Data records for software interfaces:
========
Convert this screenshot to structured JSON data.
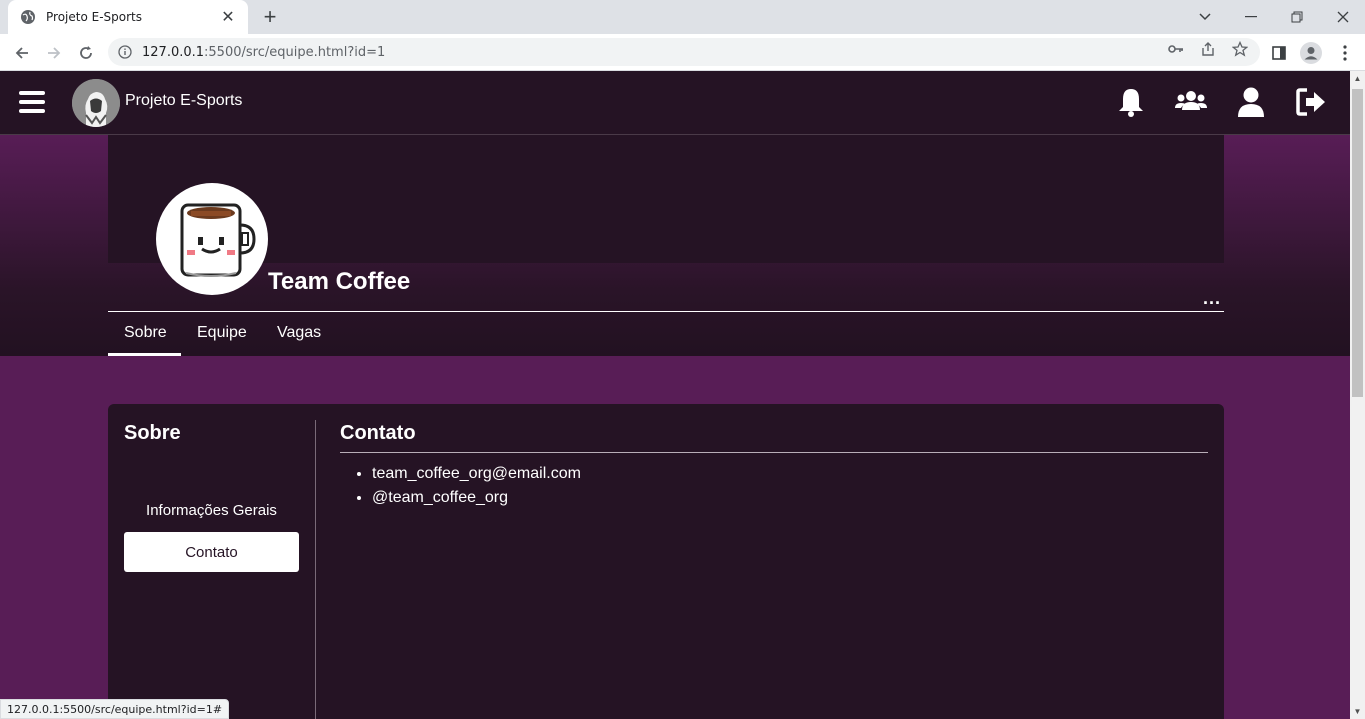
{
  "browser": {
    "tab_title": "Projeto E-Sports",
    "url_host": "127.0.0.1",
    "url_path": ":5500/src/equipe.html?id=1",
    "status_url": "127.0.0.1:5500/src/equipe.html?id=1#"
  },
  "navbar": {
    "brand_name": "Projeto E-Sports",
    "icons": [
      "menu-icon",
      "bell-icon",
      "users-icon",
      "user-icon",
      "logout-icon"
    ]
  },
  "team": {
    "name": "Team Coffee",
    "more_label": "..."
  },
  "tabs": [
    {
      "label": "Sobre",
      "active": true
    },
    {
      "label": "Equipe",
      "active": false
    },
    {
      "label": "Vagas",
      "active": false
    }
  ],
  "sidebar": {
    "title": "Sobre",
    "items": [
      {
        "label": "Informações Gerais",
        "active": false
      },
      {
        "label": "Contato",
        "active": true
      }
    ]
  },
  "contact": {
    "title": "Contato",
    "items": [
      "team_coffee_org@email.com",
      "@team_coffee_org"
    ]
  },
  "colors": {
    "page_bg": "#581d56",
    "navbar_bg": "#251324",
    "card_bg": "#251324"
  }
}
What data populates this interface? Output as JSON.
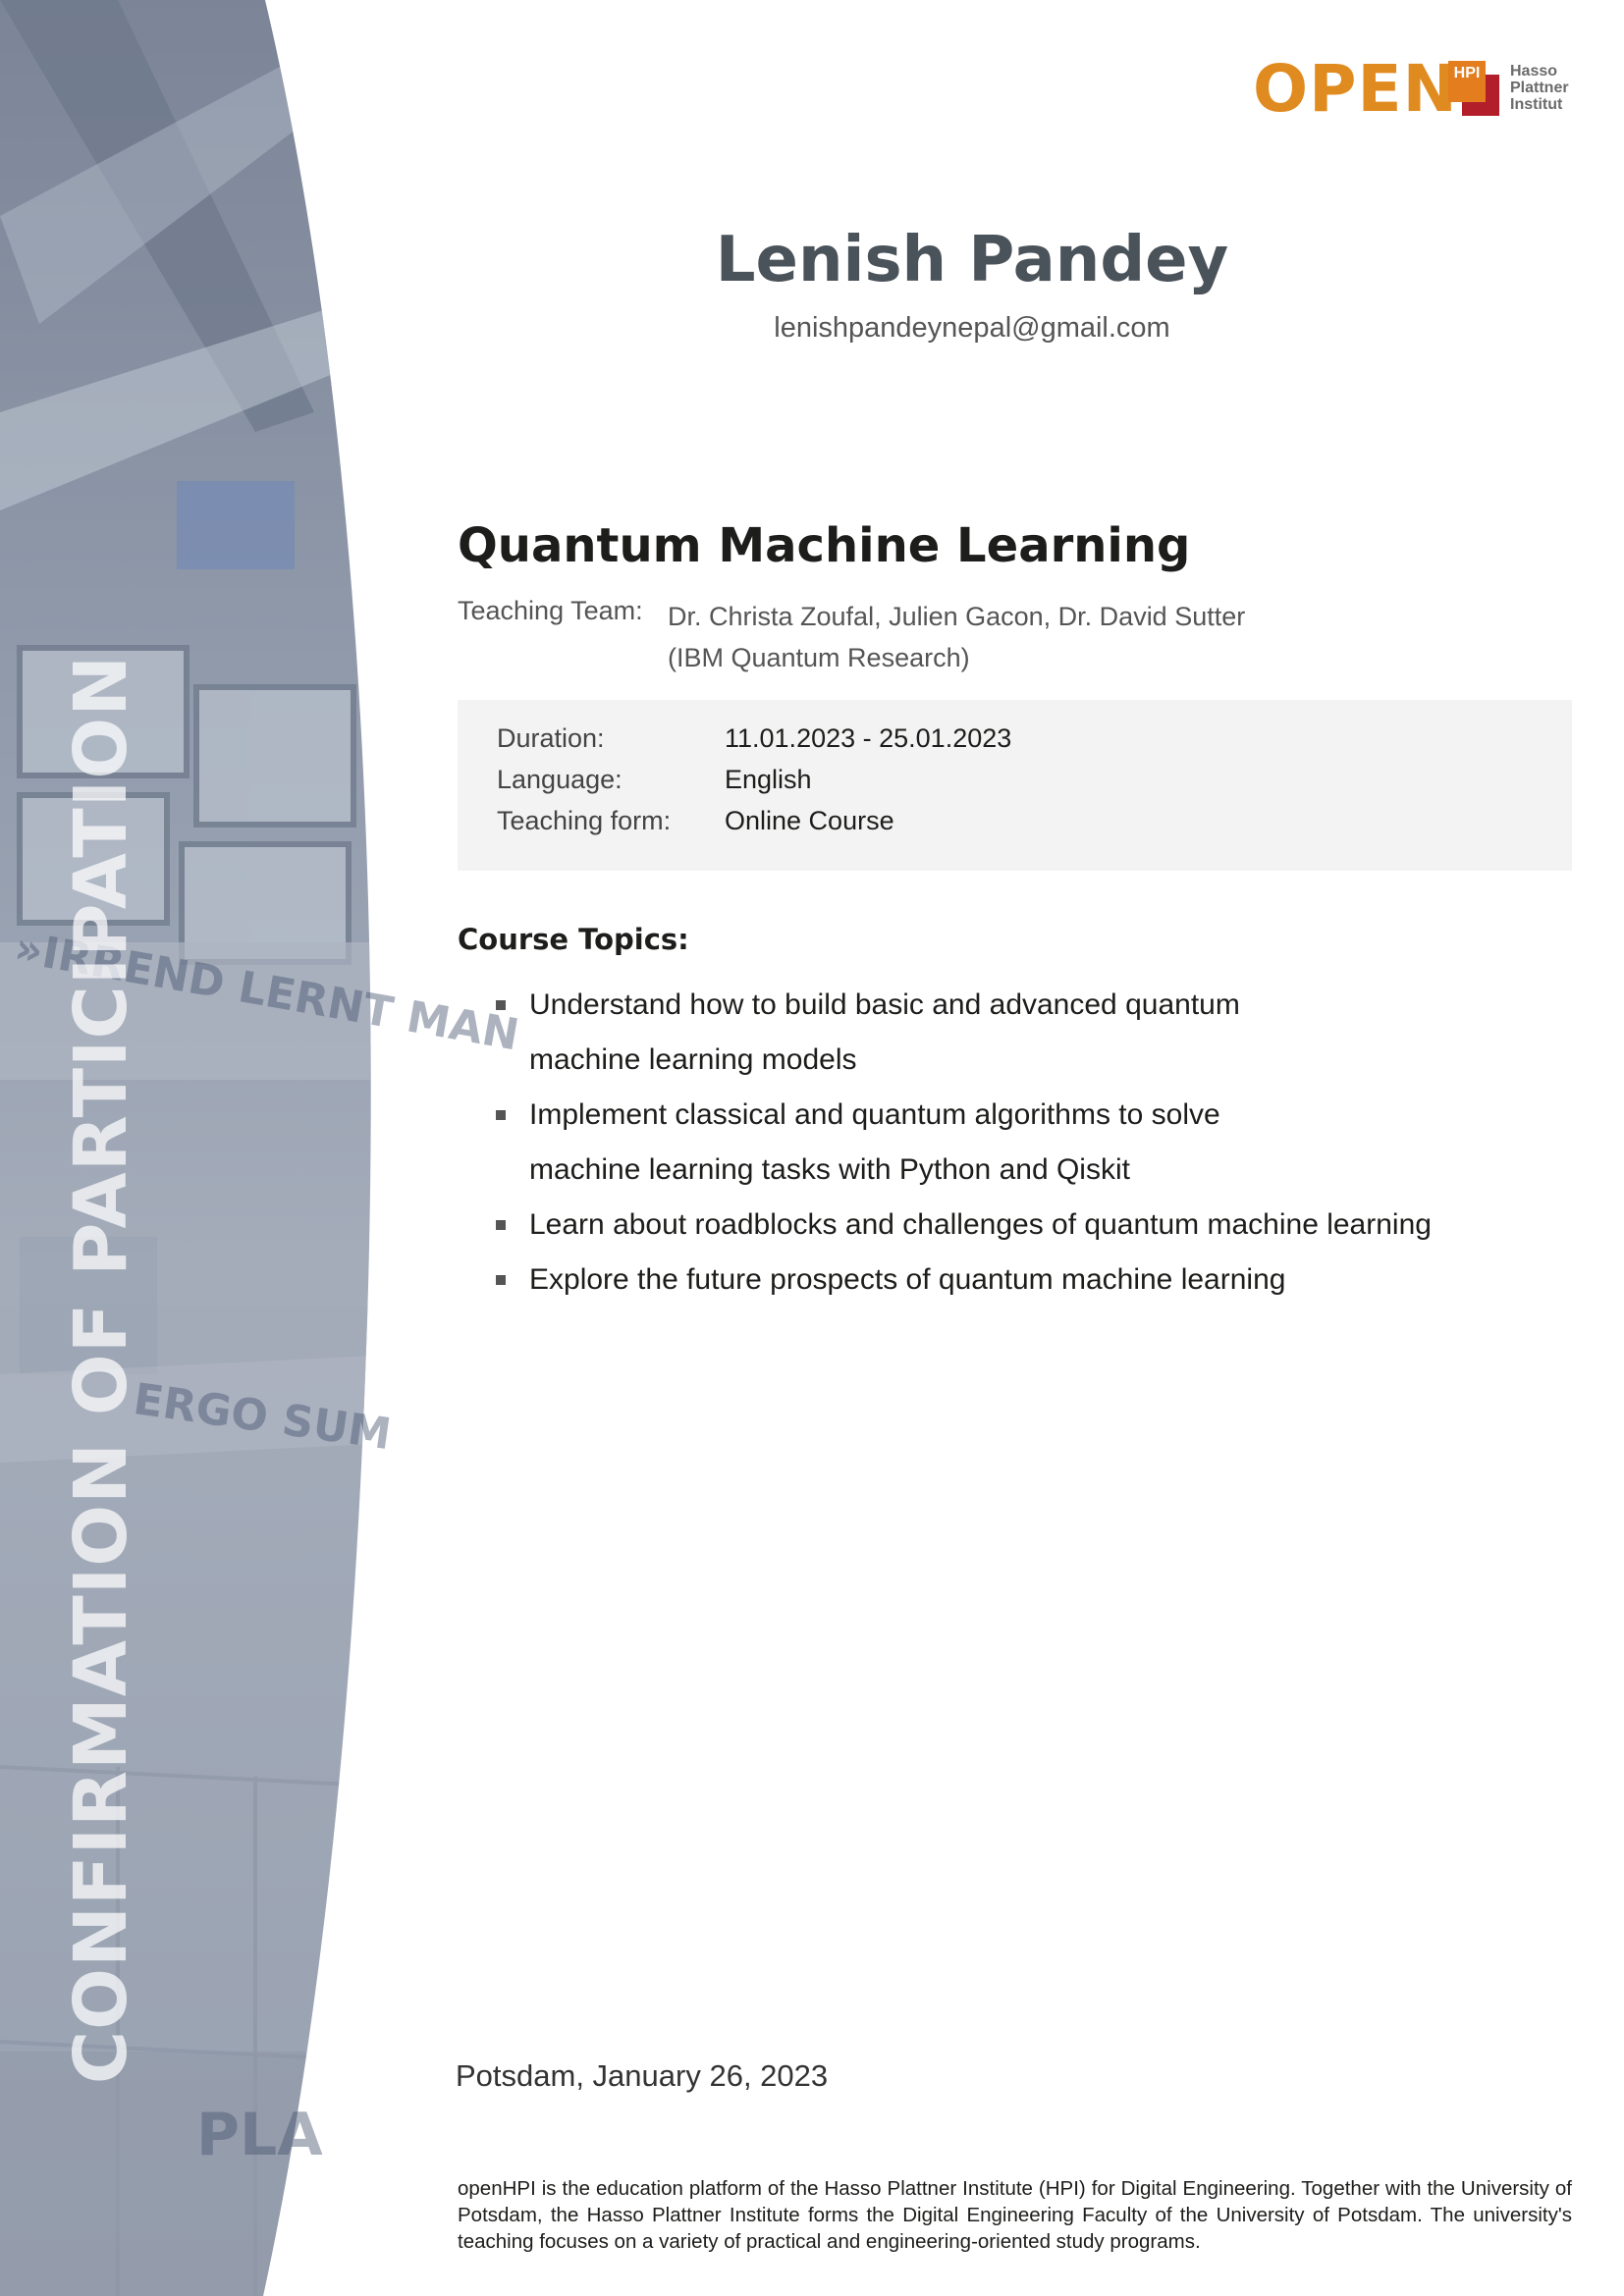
{
  "sidebar": {
    "vertical_title": "CONFIRMATION OF PARTICIPATION"
  },
  "logo": {
    "open": "OPEN",
    "mark": "HPI",
    "institute_lines": [
      "Hasso",
      "Plattner",
      "Institut"
    ],
    "colors": {
      "orange": "#e08b1f",
      "red": "#b21f2a"
    }
  },
  "recipient": {
    "name": "Lenish Pandey",
    "email": "lenishpandeynepal@gmail.com"
  },
  "course": {
    "title": "Quantum Machine Learning",
    "teaching_team_label": "Teaching Team:",
    "teaching_team": "Dr. Christa Zoufal, Julien Gacon, Dr. David Sutter",
    "teaching_team_org": "(IBM Quantum Research)"
  },
  "details": [
    {
      "label": "Duration:",
      "value": "11.01.2023 - 25.01.2023"
    },
    {
      "label": "Language:",
      "value": "English"
    },
    {
      "label": "Teaching form:",
      "value": "Online Course"
    }
  ],
  "topics": {
    "title": "Course Topics:",
    "items": [
      [
        "Understand how to build basic and advanced quantum",
        "machine learning models"
      ],
      [
        "Implement classical and quantum algorithms to solve",
        "machine learning tasks with Python and Qiskit"
      ],
      [
        "Learn about roadblocks and challenges of quantum machine learning"
      ],
      [
        "Explore the future prospects of quantum machine learning"
      ]
    ]
  },
  "place_date": "Potsdam, January 26, 2023",
  "footer": "openHPI is the education platform of the Hasso Plattner Institute (HPI) for Digital Engineering. Together with the University of Potsdam, the Hasso Plattner Institute forms the Digital Engineering Faculty of the University of Potsdam. The university's teaching focuses on a variety of practical and engineering-oriented study programs."
}
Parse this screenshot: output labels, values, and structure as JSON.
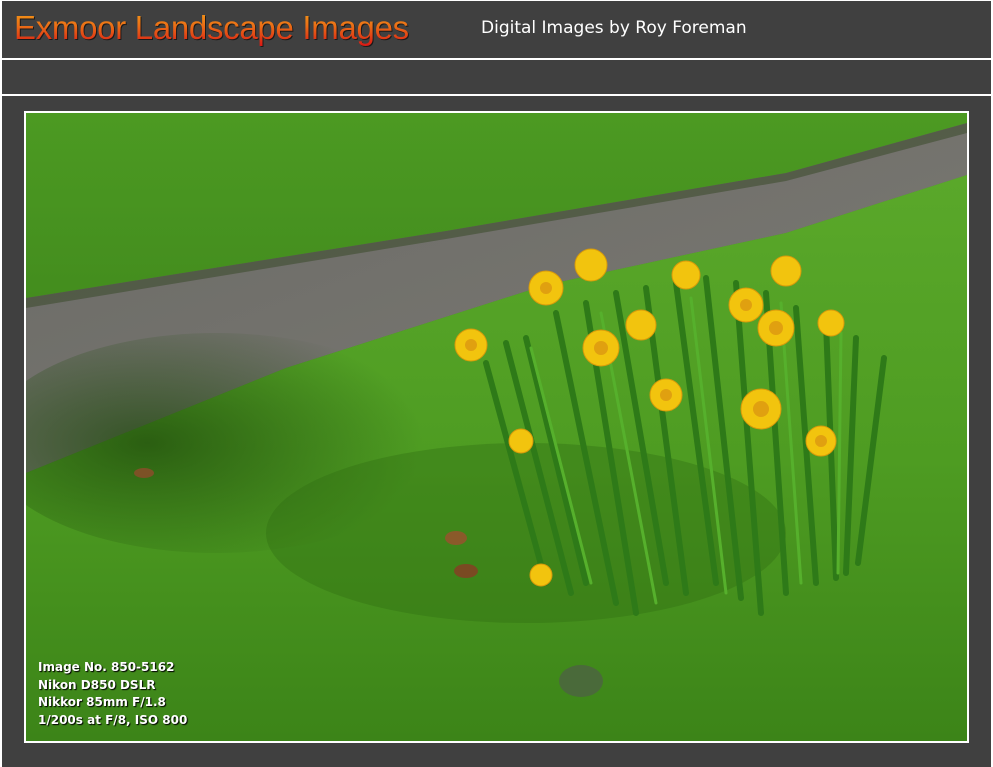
{
  "header": {
    "site_title": "Exmoor Landscape Images",
    "subtitle": "Digital Images by Roy Foreman",
    "title_gradient": [
      "#f4a018",
      "#ea6d16",
      "#d81414"
    ],
    "bar_color": "#404040"
  },
  "photo": {
    "subject": "daffodils",
    "exif": {
      "image_no": "Image No. 850-5162",
      "camera": "Nikon D850 DSLR",
      "lens": "Nikkor 85mm F/1.8",
      "settings": "1/200s at F/8,  ISO 800"
    }
  }
}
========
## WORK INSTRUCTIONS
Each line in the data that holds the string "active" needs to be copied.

## EXPECTED OUTPUT
      "active": true
      "active": false
      "active": false
        "active": false
        "active": true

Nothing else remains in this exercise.